■ Prompt: Within the data below, copy each line where the string "filter" is found.

Element data from apps and pages:
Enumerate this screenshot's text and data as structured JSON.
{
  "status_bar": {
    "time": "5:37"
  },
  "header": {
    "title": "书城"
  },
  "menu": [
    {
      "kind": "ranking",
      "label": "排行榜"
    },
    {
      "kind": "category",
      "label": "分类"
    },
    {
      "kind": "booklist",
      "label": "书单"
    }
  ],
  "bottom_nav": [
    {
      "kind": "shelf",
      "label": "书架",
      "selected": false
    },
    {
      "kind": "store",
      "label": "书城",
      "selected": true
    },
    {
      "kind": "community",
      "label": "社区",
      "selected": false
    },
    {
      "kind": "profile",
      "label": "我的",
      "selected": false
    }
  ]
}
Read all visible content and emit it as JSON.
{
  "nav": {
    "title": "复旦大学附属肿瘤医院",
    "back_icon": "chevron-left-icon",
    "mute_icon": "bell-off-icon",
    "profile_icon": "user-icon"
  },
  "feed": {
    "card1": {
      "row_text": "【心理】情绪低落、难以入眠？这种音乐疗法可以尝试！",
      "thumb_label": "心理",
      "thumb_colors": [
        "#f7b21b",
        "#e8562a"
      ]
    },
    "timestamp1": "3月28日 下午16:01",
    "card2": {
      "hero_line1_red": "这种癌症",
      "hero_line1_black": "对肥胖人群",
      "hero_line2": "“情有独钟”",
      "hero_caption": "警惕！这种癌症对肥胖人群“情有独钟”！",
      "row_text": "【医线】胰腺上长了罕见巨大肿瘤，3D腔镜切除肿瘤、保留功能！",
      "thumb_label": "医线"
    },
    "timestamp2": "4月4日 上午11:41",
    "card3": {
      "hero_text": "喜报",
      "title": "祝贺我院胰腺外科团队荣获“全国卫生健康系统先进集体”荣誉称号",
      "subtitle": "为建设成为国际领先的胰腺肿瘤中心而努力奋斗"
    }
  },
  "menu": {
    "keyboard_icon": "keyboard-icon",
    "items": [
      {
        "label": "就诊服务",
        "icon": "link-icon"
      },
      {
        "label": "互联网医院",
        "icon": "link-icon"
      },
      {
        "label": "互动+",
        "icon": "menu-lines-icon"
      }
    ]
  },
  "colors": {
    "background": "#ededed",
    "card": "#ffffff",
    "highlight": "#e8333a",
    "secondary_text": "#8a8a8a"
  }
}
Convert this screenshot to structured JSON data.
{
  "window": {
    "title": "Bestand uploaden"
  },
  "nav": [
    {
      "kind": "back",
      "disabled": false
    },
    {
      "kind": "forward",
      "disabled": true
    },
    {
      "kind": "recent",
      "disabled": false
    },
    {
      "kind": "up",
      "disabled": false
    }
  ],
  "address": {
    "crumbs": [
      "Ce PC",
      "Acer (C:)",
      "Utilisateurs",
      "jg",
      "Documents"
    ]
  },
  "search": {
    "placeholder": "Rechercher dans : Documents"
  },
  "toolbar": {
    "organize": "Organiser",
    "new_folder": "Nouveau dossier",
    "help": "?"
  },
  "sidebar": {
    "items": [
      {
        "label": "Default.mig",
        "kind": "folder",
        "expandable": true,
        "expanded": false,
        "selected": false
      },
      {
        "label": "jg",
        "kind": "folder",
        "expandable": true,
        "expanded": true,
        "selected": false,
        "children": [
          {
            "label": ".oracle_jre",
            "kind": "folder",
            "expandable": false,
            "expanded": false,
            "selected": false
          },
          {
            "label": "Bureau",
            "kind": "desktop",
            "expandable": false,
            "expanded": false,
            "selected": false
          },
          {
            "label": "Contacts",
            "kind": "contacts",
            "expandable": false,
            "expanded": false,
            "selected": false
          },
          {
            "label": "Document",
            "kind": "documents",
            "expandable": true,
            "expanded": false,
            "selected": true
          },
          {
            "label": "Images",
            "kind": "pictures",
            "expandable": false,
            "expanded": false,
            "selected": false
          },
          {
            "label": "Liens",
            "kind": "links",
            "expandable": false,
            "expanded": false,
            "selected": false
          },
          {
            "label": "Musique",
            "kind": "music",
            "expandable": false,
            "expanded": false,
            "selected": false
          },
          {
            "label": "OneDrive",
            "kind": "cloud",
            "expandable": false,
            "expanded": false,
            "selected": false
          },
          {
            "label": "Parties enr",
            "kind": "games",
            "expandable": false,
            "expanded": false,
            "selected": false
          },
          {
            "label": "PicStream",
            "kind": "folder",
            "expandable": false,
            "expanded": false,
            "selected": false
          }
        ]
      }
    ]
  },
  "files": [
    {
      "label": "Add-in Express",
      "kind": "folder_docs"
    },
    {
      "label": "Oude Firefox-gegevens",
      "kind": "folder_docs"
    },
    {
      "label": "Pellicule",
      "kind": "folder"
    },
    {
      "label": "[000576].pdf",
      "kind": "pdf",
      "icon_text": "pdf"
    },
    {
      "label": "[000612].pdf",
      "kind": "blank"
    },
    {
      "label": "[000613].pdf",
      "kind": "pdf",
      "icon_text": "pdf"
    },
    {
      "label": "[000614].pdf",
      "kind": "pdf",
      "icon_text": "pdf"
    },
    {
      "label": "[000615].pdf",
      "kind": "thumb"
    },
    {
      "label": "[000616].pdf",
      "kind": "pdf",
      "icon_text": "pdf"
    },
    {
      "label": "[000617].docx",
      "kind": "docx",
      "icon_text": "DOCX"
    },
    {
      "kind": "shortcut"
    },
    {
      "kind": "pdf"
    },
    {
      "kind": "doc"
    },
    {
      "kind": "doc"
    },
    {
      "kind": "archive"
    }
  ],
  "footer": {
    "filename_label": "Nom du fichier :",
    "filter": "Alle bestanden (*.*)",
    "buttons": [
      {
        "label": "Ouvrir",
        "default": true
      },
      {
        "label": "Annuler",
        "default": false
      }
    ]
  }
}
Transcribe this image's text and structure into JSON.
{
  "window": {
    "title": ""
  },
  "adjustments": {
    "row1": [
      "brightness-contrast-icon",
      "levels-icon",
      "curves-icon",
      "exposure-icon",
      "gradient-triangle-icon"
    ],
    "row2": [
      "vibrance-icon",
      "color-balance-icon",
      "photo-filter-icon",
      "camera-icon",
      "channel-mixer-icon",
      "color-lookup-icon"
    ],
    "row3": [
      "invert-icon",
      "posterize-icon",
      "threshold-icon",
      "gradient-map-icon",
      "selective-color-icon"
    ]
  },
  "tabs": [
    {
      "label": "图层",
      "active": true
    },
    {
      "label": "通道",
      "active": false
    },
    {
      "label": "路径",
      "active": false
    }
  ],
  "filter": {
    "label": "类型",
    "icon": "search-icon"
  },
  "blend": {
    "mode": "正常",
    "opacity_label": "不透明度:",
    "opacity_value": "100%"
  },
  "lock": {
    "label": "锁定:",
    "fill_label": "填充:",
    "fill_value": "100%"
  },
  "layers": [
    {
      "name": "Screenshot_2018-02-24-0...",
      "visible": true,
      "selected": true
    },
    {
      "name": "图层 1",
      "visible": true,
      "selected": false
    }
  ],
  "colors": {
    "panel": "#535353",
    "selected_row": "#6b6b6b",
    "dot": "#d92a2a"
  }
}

■ Task output:
    "filter": "Alle bestanden (*.*)",
      "photo-filter-icon",
  "filter": {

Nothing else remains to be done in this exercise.